Bjork, E. L., de Winstanley, P. A., & Storm, B. C. (2007). Learning how to learn: Can experiencing the outcome of different encoding strategies enhance subsequent encoding? Psychonomic Bulletin & Review, 14(2), 207–211. https://doi.org/10.3758/BF03194053
A. de Winstanley, P., & Ligon Bjork, E. (1997). Processing Instructions and the Generation Effect: A Test of the Multifactor Transfer-appropriate Processing Theory. Memory, 5(3), 401–422. https://doi.org/10.1080/741941392
DeWinstanley, P. A., & Bjork, E. L. (2004). Processing strategies and the generation effect: Implications for making a better reader. Memory & Cognition, 32(6), 945–955. https://doi.org/10.3758/BF03196872
Bjork, E. L., & Storm, B. C. (2011). Retrieval experience as a modifier of future encoding: Another test effect. Journal of Experimental Psychology: Learning, Memory, and Cognition, 37(5), 1113–1124. https://doi.org/10.1037/a0023549
This is the one where they illustrate that students don’t have to experience the benefits of encoding to improve their encoding strategy.
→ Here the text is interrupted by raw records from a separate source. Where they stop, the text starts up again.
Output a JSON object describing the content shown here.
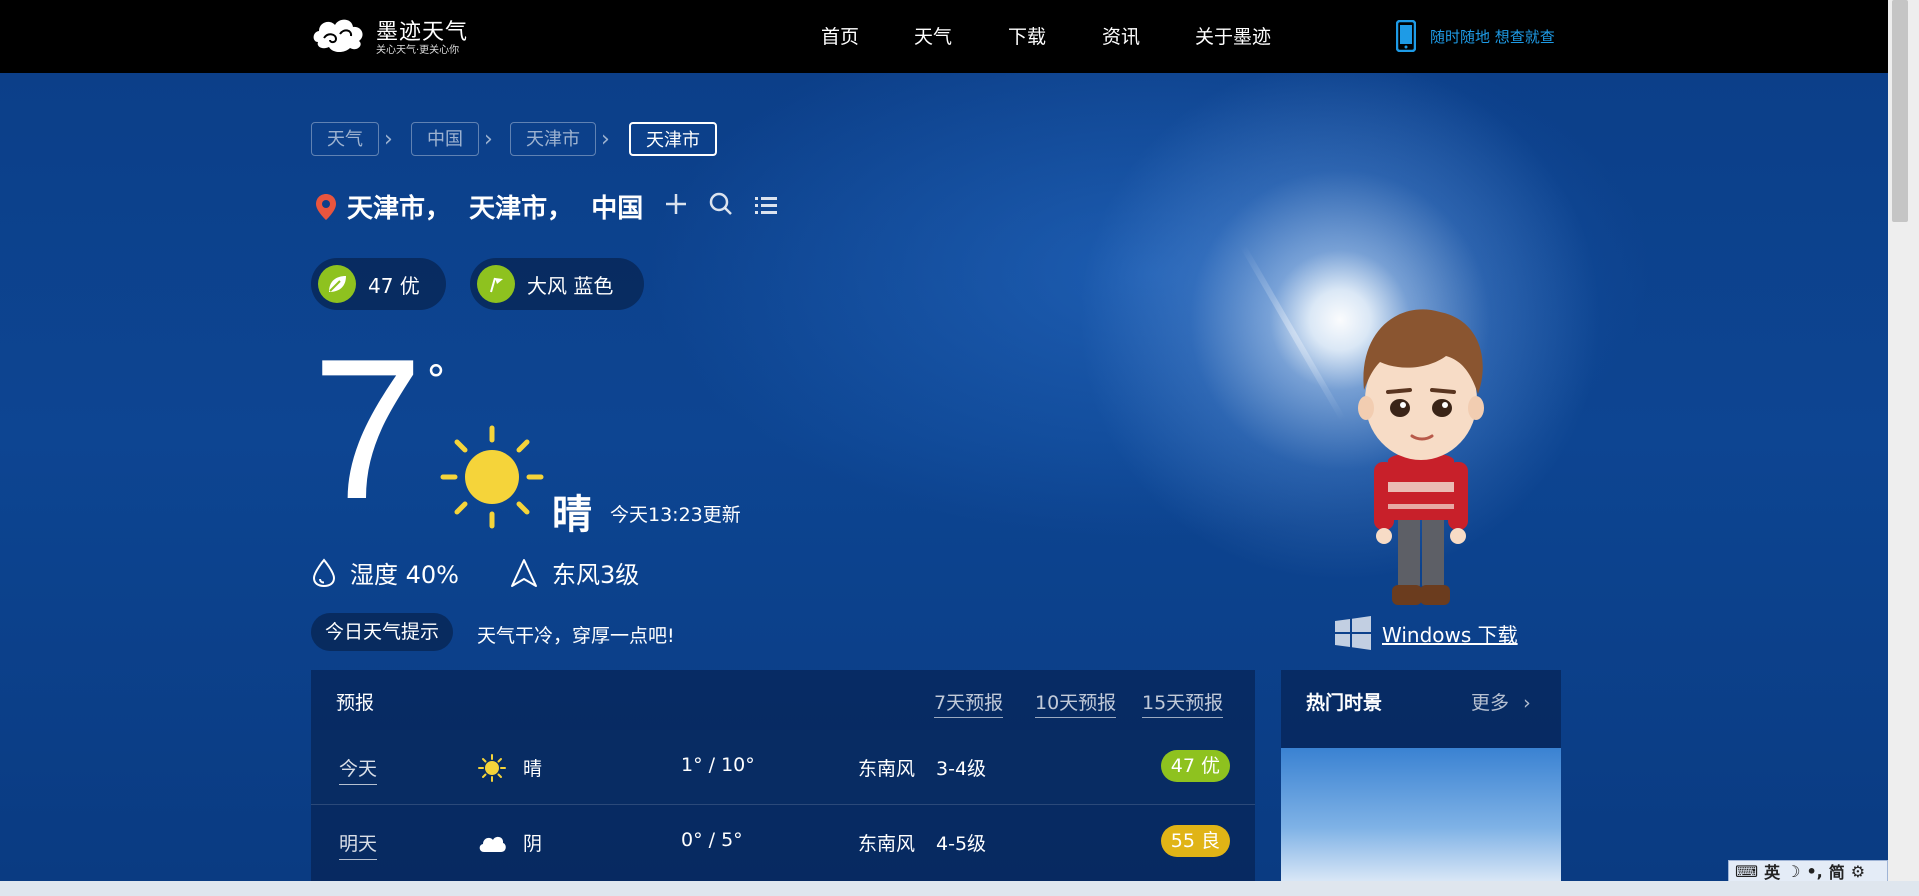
{
  "brand": {
    "name": "墨迹天气",
    "tagline": "关心天气·更关心你"
  },
  "nav": {
    "items": [
      "首页",
      "天气",
      "下载",
      "资讯",
      "关于墨迹"
    ],
    "slogan": "随时随地 想查就查"
  },
  "breadcrumb": [
    "天气",
    "中国",
    "天津市",
    "天津市"
  ],
  "location": {
    "name": "天津市，  天津市，  中国"
  },
  "badges": {
    "aqi": "47 优",
    "alert": "大风 蓝色"
  },
  "current": {
    "temp": "7",
    "degree": "°",
    "condition": "晴",
    "update": "今天13:23更新",
    "humidity": "湿度 40%",
    "wind": "东风3级"
  },
  "tip": {
    "label": "今日天气提示",
    "text": "天气干冷，穿厚一点吧!"
  },
  "windows_download": "Windows 下载",
  "forecast": {
    "title": "预报",
    "tabs": [
      "7天预报",
      "10天预报",
      "15天预报"
    ],
    "rows": [
      {
        "day": "今天",
        "icon": "sun-icon",
        "condition": "晴",
        "temp": "1° / 10°",
        "wind_dir": "东南风",
        "wind_level": "3-4级",
        "aqi": "47 优",
        "aqi_color": "#8ec21f"
      },
      {
        "day": "明天",
        "icon": "cloud-icon",
        "condition": "阴",
        "temp": "0° / 5°",
        "wind_dir": "东南风",
        "wind_level": "4-5级",
        "aqi": "55 良",
        "aqi_color": "#e0b416"
      }
    ]
  },
  "hot": {
    "title": "热门时景",
    "more": "更多"
  },
  "ime": {
    "lang": "英",
    "mode": "简"
  },
  "colors": {
    "accent": "#1e9be6",
    "aqi_good": "#8ec21f",
    "aqi_moderate": "#e0b416",
    "pin": "#e8553e"
  }
}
Rather, it seems like just knowing the format of the test and having some experience with different encoding strategies is enough (separately and likely additively together) to lead to superior encoding.
Storm, B. C., Hickman, M. L., & Bjork, E. L. (2016). Improving encoding strategies as a function of test knowledge and experience. Memory & Cognition, 44(4), 660–670. https://doi.org/10.3758/s13421-016-0588-9
The word lists used in the video were generated from Friendly, M. & Dubins, M. (2019), Paivio et al. Word List Generator, Online application, http://euclid.psych.yorku.ca/shiny/Paivio, Accessed: 2023-06-23